Kemp had been making traditional to-do lists for years, so recently, when she awoke at 3 a.m. and found herself unable to get back to sleep, she decided to list her chores in a Venn Diagram instead.

Venn Diagrams are a type of graphic organizer unheard of outside of academia, but widely used by educators like Kemp and her husband, both schoolteachers, as an instructional strategy to engage visual learners.

Kemp’s husband, Arnold, said he found his wife’s drawings disturbing, even passive-aggressive.

“I get up at 6 a.m. and the coffee is way stale,” Arnold Kemp said. “I ask Shirley, ‘How long have you been up?’ She says she’s been up ‘awhile’ and shows me this thing with all her household chores on it as well as her to-do list for work. Who needs that at 6 a.m.?”

Arnold Kemp said that upon examining the list, he abandoned his efforts to make coffee and began unloading the dishwasher, breaking a glass as he worked.

“It was an accident,” Arnold Kemp said, “and it never would have happened if she hadn’t started in on me at 6 a.m.”

For her part, Shirley Kemp denied ever making any attempt to engage her husband in the household chores.

“I never asked him to do anything,” she said. “It’s true that the Venn Diagram is considered an engagement strategy to aid visual learners, and I do think men are more visual than women. I mean, he’ll watch a chick flick if it has a good-looking woman in it, but there is no way I’m going to sit through a movie about car chases and explosions. I don’t care who’s in it.”

Arnold Kemp dismissed his wife’s claims that she never intended to upset his peace of mind by listing her stresses in a Venn Diagram.

“She has no concept of all I have to do,” he said. “She’s never mowed a lawn in her life.”

He said he finds ways to enjoy his chores, including restoring antique lawnmowers.

“Women just enjoy talking about their misery. Men know it only makes things worse. We take action,” Arnold Kemp said, as he headed to his garage, where he said he planned to tinker for a couple of hours.

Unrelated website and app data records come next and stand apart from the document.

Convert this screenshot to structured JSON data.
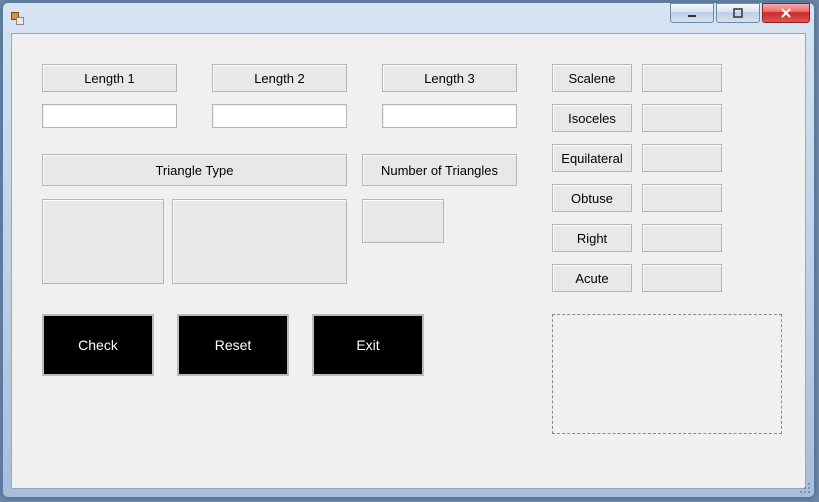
{
  "window": {
    "title": ""
  },
  "labels": {
    "length1": "Length 1",
    "length2": "Length 2",
    "length3": "Length 3",
    "triangle_type": "Triangle Type",
    "num_triangles": "Number of Triangles"
  },
  "inputs": {
    "length1": "",
    "length2": "",
    "length3": ""
  },
  "panels": {
    "triangle_type_out1": "",
    "triangle_type_out2": "",
    "num_triangles_out": ""
  },
  "buttons": {
    "check": "Check",
    "reset": "Reset",
    "exit": "Exit"
  },
  "counts": {
    "scalene": {
      "label": "Scalene",
      "value": ""
    },
    "isoceles": {
      "label": "Isoceles",
      "value": ""
    },
    "equilateral": {
      "label": "Equilateral",
      "value": ""
    },
    "obtuse": {
      "label": "Obtuse",
      "value": ""
    },
    "right": {
      "label": "Right",
      "value": ""
    },
    "acute": {
      "label": "Acute",
      "value": ""
    }
  }
}
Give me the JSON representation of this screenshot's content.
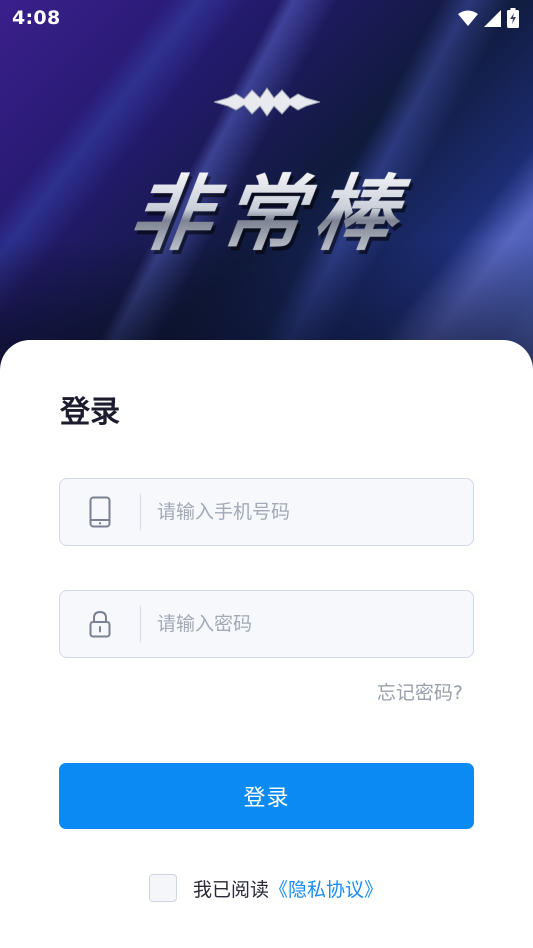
{
  "status_bar": {
    "time": "4:08",
    "icons": [
      "wifi-icon",
      "signal-icon",
      "battery-charging-icon"
    ]
  },
  "hero": {
    "title": "非常棒",
    "emblem": "logo-emblem"
  },
  "login": {
    "title": "登录",
    "phone_placeholder": "请输入手机号码",
    "password_placeholder": "请输入密码",
    "phone_icon": "phone-icon",
    "lock_icon": "lock-icon",
    "forgot_password": "忘记密码?",
    "submit_label": "登录",
    "agreement_prefix": "我已阅读",
    "agreement_link": "《隐私协议》"
  },
  "colors": {
    "primary": "#0a8af2",
    "link": "#1a8cf0",
    "title": "#1c1c2e",
    "placeholder": "#a3a9b5",
    "field_bg": "#f6f8fb"
  }
}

“I’ve said it before and I’ll say it again,” Arnold Kemp said, “I am so glad I am not a woman.”